Dataset excerpts section start
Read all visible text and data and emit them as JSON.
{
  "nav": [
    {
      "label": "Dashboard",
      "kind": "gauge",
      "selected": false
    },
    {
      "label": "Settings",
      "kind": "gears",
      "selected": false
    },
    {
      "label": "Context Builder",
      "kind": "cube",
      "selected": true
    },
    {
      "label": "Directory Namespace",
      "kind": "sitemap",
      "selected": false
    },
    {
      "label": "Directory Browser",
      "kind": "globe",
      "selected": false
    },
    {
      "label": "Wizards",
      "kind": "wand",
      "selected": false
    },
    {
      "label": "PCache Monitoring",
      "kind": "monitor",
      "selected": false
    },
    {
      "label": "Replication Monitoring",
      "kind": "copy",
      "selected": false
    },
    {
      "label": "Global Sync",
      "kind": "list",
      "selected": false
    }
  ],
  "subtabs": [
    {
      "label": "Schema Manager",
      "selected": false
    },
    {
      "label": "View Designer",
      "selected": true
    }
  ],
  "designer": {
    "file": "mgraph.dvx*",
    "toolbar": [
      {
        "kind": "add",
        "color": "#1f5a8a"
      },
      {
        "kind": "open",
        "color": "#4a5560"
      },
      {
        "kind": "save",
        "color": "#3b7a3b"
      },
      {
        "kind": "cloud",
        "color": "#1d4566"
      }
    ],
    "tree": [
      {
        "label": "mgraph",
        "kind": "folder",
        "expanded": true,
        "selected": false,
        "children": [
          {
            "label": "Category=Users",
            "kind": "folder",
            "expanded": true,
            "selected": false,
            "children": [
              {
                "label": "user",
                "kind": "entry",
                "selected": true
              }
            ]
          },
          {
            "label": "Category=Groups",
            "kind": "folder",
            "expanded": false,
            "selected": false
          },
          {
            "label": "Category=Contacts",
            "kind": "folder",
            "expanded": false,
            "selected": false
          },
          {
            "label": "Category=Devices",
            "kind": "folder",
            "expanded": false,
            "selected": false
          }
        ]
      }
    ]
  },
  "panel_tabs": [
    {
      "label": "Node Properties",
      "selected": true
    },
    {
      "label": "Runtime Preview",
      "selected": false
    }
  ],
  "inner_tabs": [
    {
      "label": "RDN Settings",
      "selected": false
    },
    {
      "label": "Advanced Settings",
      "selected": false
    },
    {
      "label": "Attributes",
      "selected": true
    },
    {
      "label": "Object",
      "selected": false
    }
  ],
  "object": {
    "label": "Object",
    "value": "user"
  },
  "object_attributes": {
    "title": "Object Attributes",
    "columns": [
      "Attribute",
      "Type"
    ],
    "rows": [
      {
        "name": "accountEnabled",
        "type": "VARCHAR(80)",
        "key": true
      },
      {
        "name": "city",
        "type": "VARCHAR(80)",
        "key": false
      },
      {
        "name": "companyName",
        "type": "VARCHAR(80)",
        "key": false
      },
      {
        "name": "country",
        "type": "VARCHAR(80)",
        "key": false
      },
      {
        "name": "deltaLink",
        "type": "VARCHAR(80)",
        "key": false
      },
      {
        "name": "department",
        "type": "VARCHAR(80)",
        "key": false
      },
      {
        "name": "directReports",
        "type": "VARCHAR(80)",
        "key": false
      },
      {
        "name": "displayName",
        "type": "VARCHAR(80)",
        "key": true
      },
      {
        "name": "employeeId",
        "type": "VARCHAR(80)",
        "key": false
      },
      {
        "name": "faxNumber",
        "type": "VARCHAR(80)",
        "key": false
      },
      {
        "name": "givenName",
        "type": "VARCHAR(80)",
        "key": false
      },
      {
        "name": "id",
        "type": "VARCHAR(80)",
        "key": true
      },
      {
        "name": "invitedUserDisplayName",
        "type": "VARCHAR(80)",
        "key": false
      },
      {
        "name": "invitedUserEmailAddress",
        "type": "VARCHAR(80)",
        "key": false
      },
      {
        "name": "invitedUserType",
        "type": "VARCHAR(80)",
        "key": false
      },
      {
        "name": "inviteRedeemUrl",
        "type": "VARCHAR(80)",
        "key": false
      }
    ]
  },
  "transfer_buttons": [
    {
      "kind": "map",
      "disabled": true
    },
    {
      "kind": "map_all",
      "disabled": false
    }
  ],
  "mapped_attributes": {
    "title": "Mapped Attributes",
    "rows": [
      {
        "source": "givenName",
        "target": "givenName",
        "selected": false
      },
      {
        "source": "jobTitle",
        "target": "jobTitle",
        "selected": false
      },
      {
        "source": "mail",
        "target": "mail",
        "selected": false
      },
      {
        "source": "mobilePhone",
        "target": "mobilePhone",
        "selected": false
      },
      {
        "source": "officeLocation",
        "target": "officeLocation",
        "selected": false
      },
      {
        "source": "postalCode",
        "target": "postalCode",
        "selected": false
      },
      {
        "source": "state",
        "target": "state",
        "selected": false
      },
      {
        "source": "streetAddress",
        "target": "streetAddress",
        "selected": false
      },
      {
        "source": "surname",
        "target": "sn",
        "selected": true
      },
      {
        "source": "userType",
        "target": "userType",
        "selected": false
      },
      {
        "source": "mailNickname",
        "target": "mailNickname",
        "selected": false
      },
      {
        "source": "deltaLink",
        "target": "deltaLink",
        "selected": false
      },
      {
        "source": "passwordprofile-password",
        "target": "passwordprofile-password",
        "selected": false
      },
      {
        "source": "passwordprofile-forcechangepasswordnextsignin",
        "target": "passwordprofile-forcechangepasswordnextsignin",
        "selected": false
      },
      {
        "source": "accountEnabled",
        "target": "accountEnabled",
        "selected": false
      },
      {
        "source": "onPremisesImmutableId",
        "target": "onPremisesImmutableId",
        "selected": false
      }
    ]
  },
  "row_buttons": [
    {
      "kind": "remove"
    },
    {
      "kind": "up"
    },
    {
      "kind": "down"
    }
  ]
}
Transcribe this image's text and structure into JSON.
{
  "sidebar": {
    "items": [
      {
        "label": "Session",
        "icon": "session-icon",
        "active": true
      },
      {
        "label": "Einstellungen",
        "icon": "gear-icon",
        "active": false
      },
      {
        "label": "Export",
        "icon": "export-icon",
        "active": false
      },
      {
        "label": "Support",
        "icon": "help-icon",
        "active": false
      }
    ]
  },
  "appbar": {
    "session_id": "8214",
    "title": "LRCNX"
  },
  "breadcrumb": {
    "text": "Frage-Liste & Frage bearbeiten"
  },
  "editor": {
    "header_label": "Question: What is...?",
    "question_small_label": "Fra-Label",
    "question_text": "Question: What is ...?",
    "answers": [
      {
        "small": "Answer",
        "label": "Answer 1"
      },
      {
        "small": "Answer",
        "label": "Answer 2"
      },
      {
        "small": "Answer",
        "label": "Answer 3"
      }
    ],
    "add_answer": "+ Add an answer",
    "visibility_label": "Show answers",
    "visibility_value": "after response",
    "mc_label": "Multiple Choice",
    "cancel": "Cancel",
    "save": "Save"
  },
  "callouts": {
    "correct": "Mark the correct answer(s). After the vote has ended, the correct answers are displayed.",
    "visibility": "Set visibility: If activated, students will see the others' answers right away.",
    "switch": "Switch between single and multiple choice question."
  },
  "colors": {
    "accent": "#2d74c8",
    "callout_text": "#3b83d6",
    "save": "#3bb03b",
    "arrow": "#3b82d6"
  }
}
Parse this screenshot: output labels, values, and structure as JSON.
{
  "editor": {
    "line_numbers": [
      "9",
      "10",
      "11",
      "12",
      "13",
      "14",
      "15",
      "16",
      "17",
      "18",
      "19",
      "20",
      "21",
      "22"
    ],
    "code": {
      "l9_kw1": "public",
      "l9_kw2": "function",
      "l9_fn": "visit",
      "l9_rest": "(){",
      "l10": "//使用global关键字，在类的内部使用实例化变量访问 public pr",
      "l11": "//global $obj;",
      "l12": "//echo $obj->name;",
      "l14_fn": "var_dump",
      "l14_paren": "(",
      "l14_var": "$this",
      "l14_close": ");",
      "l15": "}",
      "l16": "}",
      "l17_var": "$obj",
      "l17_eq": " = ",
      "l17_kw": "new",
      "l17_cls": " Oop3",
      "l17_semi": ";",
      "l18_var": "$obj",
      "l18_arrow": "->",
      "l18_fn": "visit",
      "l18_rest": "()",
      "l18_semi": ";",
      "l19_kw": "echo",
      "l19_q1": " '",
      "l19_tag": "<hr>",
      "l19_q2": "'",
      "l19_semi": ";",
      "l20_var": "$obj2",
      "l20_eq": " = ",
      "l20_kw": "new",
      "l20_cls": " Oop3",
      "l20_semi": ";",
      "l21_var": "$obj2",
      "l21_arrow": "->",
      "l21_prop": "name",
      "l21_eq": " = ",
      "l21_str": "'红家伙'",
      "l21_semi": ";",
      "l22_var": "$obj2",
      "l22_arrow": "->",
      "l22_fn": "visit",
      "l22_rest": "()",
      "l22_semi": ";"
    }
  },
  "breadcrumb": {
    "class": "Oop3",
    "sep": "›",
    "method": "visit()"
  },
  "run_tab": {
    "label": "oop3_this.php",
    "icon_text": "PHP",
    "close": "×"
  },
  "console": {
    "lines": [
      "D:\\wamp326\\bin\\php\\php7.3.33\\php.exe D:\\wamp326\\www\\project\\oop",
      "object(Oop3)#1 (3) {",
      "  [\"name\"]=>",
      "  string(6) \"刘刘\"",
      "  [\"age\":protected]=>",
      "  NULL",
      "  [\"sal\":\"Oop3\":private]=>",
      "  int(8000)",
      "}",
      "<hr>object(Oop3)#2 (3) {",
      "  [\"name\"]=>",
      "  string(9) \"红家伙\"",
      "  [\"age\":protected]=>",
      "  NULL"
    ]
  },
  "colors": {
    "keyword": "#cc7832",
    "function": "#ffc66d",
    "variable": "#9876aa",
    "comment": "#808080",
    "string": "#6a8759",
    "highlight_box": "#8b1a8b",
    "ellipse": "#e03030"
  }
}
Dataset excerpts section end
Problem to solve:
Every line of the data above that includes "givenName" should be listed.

Answer to the exercise:
        "name": "givenName",
        "source": "givenName",
        "target": "givenName",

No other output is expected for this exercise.